It will cost Boston to retain their center fielder. Although Ellsbury says he's turned the page, his agent Boras will not be inclined to offer a hometown discount to a team that (temporarily) moved his client out of center field and whose team doctor quibbled with him over an MRI.

Epstein has acknowledged mistakes were made in handling Ellsbury. Asked what he, in hindsight, would have done differently, Epstein answered, "I'd be more proactive internally and externally in getting out the message that when a player feels something, he's hurt.

"We see it over and over again. [Former Sox pitcher] Matt Clement went from pitching like an All-Star for half a season to throwing 88 miles an hour and not being able to get anyone out. His shoulder was bothering him and people didn't believe him. We did tests and couldn't find anything wrong, but when he went in to have shoulder surgery they told us it looked like a bomb had gone off in his shoulder.

"Even if you can't find anything, there's always something if the player says there is. Players want to play. That was the case with Jacoby.

"We didn't do a good job of protecting him, and that allowed the doubts to creep in."

Epstein said the miscommunication with Ellsbury has resulted in a change of protocol for the Red Sox. "We've changed our presumptions on how far down the checklist you have to go before we give a scan," he said.

Ellsbury prefers to forget the past and hold the future at arm's length for now. He's living in the moment, enjoying his newfound status as a clutch hitter after delivering back-to-back walk-off hits last week against Cleveland and driving in six runs in Saturday's win over the Yankees. Aside from the time he spends with Jed Lowrie, his longtime trusted friend, Ellsbury keeps to himself, for the most part, in the clubhouse. He was pleased at the genuine support his teammates afforded him when he was selected for the All-Star team. "I really felt like they had my back," he said.

There has been no epiphany over his lost season. He hasn't changed all that much, his teammates say. Jacoby still loves Nike, and Oregon, and stealing bases.

"A lot of guys in this room have talent," Youkilis said. "You can either stay the same, or get better. If you stay the same, you're done. There's tons of guys who come in, have a great year, then sit back on it.

"The whole thing with Jacoby is through all his ups and downs he's come out better, more consistent, more trusting."

Epstein looks at the numbers and the production, and claims, "If Jacoby can repeat a year like this one, then he will be among an elite group of players."

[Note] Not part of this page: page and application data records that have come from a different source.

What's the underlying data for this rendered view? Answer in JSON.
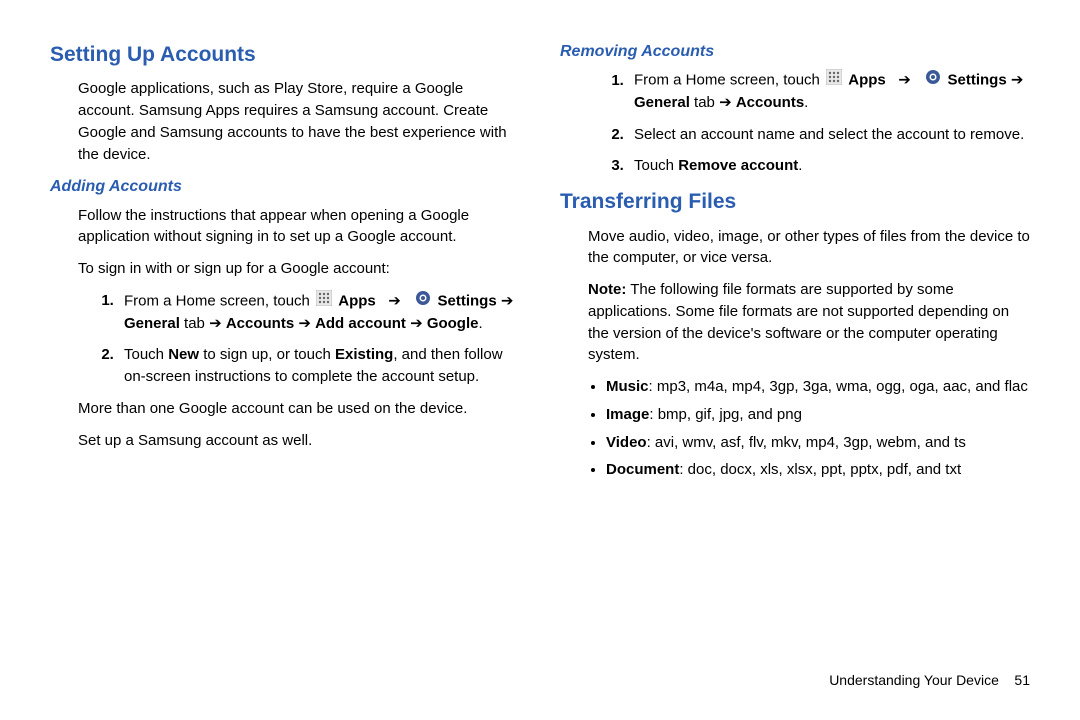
{
  "left": {
    "h1": "Setting Up Accounts",
    "p1": "Google applications, such as Play Store, require a Google account. Samsung Apps requires a Samsung account. Create Google and Samsung accounts to have the best experience with the device.",
    "sub1": "Adding Accounts",
    "p2": "Follow the instructions that appear when opening a Google application without signing in to set up a Google account.",
    "p3": "To sign in with or sign up for a Google account:",
    "step1_a": "From a Home screen, touch ",
    "step1_apps": "Apps",
    "step1_settings": "Settings",
    "step1_general": "General",
    "step1_tab": " tab ",
    "step1_accounts": "Accounts",
    "step1_add": "Add account",
    "step1_google": "Google",
    "step2_a": "Touch ",
    "step2_new": "New",
    "step2_b": " to sign up, or touch ",
    "step2_existing": "Existing",
    "step2_c": ", and then follow on-screen instructions to complete the account setup.",
    "p4": "More than one Google account can be used on the device.",
    "p5": "Set up a Samsung account as well."
  },
  "right": {
    "sub2": "Removing Accounts",
    "r1_a": "From a Home screen, touch ",
    "r1_apps": "Apps",
    "r1_settings": "Settings",
    "r1_general": "General",
    "r1_tab": " tab ",
    "r1_accounts": "Accounts",
    "r2": "Select an account name and select the account to remove.",
    "r3_a": "Touch ",
    "r3_b": "Remove account",
    "h2": "Transferring Files",
    "tp1": "Move audio, video, image, or other types of files from the device to the computer, or vice versa.",
    "tnote_label": "Note:",
    "tnote": " The following file formats are supported by some applications. Some file formats are not supported depending on the version of the device's software or the computer operating system.",
    "b_music": "Music",
    "b_music_v": ": mp3, m4a, mp4, 3gp, 3ga, wma, ogg, oga, aac, and flac",
    "b_image": "Image",
    "b_image_v": ": bmp, gif, jpg, and png",
    "b_video": "Video",
    "b_video_v": ": avi, wmv, asf, flv, mkv, mp4, 3gp, webm, and ts",
    "b_doc": "Document",
    "b_doc_v": ": doc, docx, xls, xlsx, ppt, pptx, pdf, and txt"
  },
  "footer": {
    "section": "Understanding Your Device",
    "page": "51"
  }
}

Boras will surely argue he's already there. Ellsbury will leave it up to them to quibble over his place in the game's hierarchy. He's back in uniform, feet planted firmly on the ground, swinging at offerings that look as big as beach balls.

And nothing hurts.

Jackie MacMullan is a columnist for ESPNBoston.com.